| Task to complete |
Your job is to copy all the entries precisely as they stand.

---------------

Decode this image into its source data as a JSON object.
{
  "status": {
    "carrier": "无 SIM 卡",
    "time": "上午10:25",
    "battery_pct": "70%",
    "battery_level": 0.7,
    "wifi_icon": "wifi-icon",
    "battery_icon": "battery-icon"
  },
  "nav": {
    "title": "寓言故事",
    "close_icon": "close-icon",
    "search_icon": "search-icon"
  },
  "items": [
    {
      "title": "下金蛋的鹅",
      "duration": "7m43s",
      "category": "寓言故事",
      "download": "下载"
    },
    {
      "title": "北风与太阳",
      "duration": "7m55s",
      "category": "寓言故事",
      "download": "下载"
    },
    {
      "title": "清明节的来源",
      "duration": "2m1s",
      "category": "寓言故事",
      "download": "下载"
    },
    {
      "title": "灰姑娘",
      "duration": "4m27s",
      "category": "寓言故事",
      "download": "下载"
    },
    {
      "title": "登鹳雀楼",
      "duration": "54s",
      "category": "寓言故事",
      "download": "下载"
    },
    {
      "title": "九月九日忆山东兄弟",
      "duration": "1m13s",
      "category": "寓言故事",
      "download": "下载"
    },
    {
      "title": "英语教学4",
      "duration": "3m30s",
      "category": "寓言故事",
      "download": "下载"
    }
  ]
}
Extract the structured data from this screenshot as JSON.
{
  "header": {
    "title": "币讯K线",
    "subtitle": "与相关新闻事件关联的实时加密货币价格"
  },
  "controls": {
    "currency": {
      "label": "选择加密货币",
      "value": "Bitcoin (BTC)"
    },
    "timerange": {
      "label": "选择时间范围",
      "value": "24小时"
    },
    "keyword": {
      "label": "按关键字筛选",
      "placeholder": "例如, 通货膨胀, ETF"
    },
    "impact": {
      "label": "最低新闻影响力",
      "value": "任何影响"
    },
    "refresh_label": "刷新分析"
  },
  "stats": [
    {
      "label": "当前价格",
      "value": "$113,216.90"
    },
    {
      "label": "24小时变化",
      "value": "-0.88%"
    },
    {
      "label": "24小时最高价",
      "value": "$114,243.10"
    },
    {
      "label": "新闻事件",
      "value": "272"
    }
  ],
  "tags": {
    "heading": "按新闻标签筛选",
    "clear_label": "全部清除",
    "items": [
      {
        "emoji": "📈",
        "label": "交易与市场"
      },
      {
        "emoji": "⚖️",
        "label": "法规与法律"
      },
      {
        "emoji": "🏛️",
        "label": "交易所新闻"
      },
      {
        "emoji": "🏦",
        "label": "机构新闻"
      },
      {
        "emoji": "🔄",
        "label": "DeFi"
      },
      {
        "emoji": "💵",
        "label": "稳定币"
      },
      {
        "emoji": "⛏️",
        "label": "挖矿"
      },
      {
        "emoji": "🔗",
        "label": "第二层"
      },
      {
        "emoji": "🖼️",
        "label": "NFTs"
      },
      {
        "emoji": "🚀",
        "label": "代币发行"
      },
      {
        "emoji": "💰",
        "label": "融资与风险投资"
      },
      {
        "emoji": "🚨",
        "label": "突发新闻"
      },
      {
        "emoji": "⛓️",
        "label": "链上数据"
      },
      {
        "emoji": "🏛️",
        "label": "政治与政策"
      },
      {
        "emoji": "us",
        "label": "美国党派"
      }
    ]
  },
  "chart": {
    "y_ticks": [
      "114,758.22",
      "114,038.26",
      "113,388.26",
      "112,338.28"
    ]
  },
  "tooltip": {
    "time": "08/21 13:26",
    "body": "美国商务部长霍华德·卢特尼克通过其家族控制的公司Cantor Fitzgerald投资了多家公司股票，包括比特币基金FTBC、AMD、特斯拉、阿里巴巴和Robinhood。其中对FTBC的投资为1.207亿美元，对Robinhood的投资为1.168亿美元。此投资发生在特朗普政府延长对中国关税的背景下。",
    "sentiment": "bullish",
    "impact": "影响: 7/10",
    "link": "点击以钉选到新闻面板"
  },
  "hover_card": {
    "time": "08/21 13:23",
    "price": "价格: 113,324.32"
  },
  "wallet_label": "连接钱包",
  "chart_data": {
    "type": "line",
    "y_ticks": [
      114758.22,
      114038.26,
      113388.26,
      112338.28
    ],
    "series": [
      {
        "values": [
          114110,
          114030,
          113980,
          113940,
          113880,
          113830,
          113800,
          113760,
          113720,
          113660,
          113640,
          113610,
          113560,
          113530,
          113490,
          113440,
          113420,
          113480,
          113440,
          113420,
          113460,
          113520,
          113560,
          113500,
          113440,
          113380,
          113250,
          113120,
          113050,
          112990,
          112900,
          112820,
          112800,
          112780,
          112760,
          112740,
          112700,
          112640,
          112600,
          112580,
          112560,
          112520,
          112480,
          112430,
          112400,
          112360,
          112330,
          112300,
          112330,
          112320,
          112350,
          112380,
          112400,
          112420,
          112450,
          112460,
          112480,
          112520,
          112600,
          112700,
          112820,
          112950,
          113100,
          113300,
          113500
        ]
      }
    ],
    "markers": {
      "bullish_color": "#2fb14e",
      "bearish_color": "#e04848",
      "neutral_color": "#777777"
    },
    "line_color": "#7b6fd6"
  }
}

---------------

| Reply |
Decode this image into its source data as a JSON object.
{
  "status": {
    "carrier": "无 SIM 卡",
    "time": "上午10:25",
    "battery_pct": "70%",
    "battery_level": 0.7,
    "wifi_icon": "wifi-icon",
    "battery_icon": "battery-icon"
  },
  "nav": {
    "title": "寓言故事",
    "close_icon": "close-icon",
    "search_icon": "search-icon"
  },
  "items": [
    {
      "title": "下金蛋的鹅",
      "duration": "7m43s",
      "category": "寓言故事",
      "download": "下载"
    },
    {
      "title": "北风与太阳",
      "duration": "7m55s",
      "category": "寓言故事",
      "download": "下载"
    },
    {
      "title": "清明节的来源",
      "duration": "2m1s",
      "category": "寓言故事",
      "download": "下载"
    },
    {
      "title": "灰姑娘",
      "duration": "4m27s",
      "category": "寓言故事",
      "download": "下载"
    },
    {
      "title": "登鹳雀楼",
      "duration": "54s",
      "category": "寓言故事",
      "download": "下载"
    },
    {
      "title": "九月九日忆山东兄弟",
      "duration": "1m13s",
      "category": "寓言故事",
      "download": "下载"
    },
    {
      "title": "英语教学4",
      "duration": "3m30s",
      "category": "寓言故事",
      "download": "下载"
    }
  ]
}
Extract the structured data from this screenshot as JSON.
{
  "header": {
    "title": "币讯K线",
    "subtitle": "与相关新闻事件关联的实时加密货币价格"
  },
  "controls": {
    "currency": {
      "label": "选择加密货币",
      "value": "Bitcoin (BTC)"
    },
    "timerange": {
      "label": "选择时间范围",
      "value": "24小时"
    },
    "keyword": {
      "label": "按关键字筛选",
      "placeholder": "例如, 通货膨胀, ETF"
    },
    "impact": {
      "label": "最低新闻影响力",
      "value": "任何影响"
    },
    "refresh_label": "刷新分析"
  },
  "stats": [
    {
      "label": "当前价格",
      "value": "$113,216.90"
    },
    {
      "label": "24小时变化",
      "value": "-0.88%"
    },
    {
      "label": "24小时最高价",
      "value": "$114,243.10"
    },
    {
      "label": "新闻事件",
      "value": "272"
    }
  ],
  "tags": {
    "heading": "按新闻标签筛选",
    "clear_label": "全部清除",
    "items": [
      {
        "emoji": "📈",
        "label": "交易与市场"
      },
      {
        "emoji": "⚖️",
        "label": "法规与法律"
      },
      {
        "emoji": "🏛️",
        "label": "交易所新闻"
      },
      {
        "emoji": "🏦",
        "label": "机构新闻"
      },
      {
        "emoji": "🔄",
        "label": "DeFi"
      },
      {
        "emoji": "💵",
        "label": "稳定币"
      },
      {
        "emoji": "⛏️",
        "label": "挖矿"
      },
      {
        "emoji": "🔗",
        "label": "第二层"
      },
      {
        "emoji": "🖼️",
        "label": "NFTs"
      },
      {
        "emoji": "🚀",
        "label": "代币发行"
      },
      {
        "emoji": "💰",
        "label": "融资与风险投资"
      },
      {
        "emoji": "🚨",
        "label": "突发新闻"
      },
      {
        "emoji": "⛓️",
        "label": "链上数据"
      },
      {
        "emoji": "🏛️",
        "label": "政治与政策"
      },
      {
        "emoji": "us",
        "label": "美国党派"
      }
    ]
  },
  "chart": {
    "y_ticks": [
      "114,758.22",
      "114,038.26",
      "113,388.26",
      "112,338.28"
    ]
  },
  "tooltip": {
    "time": "08/21 13:26",
    "body": "美国商务部长霍华德·卢特尼克通过其家族控制的公司Cantor Fitzgerald投资了多家公司股票，包括比特币基金FTBC、AMD、特斯拉、阿里巴巴和Robinhood。其中对FTBC的投资为1.207亿美元，对Robinhood的投资为1.168亿美元。此投资发生在特朗普政府延长对中国关税的背景下。",
    "sentiment": "bullish",
    "impact": "影响: 7/10",
    "link": "点击以钉选到新闻面板"
  },
  "hover_card": {
    "time": "08/21 13:23",
    "price": "价格: 113,324.32"
  },
  "wallet_label": "连接钱包",
  "chart_data": {
    "type": "line",
    "y_ticks": [
      114758.22,
      114038.26,
      113388.26,
      112338.28
    ],
    "series": [
      {
        "values": [
          114110,
          114030,
          113980,
          113940,
          113880,
          113830,
          113800,
          113760,
          113720,
          113660,
          113640,
          113610,
          113560,
          113530,
          113490,
          113440,
          113420,
          113480,
          113440,
          113420,
          113460,
          113520,
          113560,
          113500,
          113440,
          113380,
          113250,
          113120,
          113050,
          112990,
          112900,
          112820,
          112800,
          112780,
          112760,
          112740,
          112700,
          112640,
          112600,
          112580,
          112560,
          112520,
          112480,
          112430,
          112400,
          112360,
          112330,
          112300,
          112330,
          112320,
          112350,
          112380,
          112400,
          112420,
          112450,
          112460,
          112480,
          112520,
          112600,
          112700,
          112820,
          112950,
          113100,
          113300,
          113500
        ]
      }
    ],
    "markers": {
      "bullish_color": "#2fb14e",
      "bearish_color": "#e04848",
      "neutral_color": "#777777"
    },
    "line_color": "#7b6fd6"
  }
}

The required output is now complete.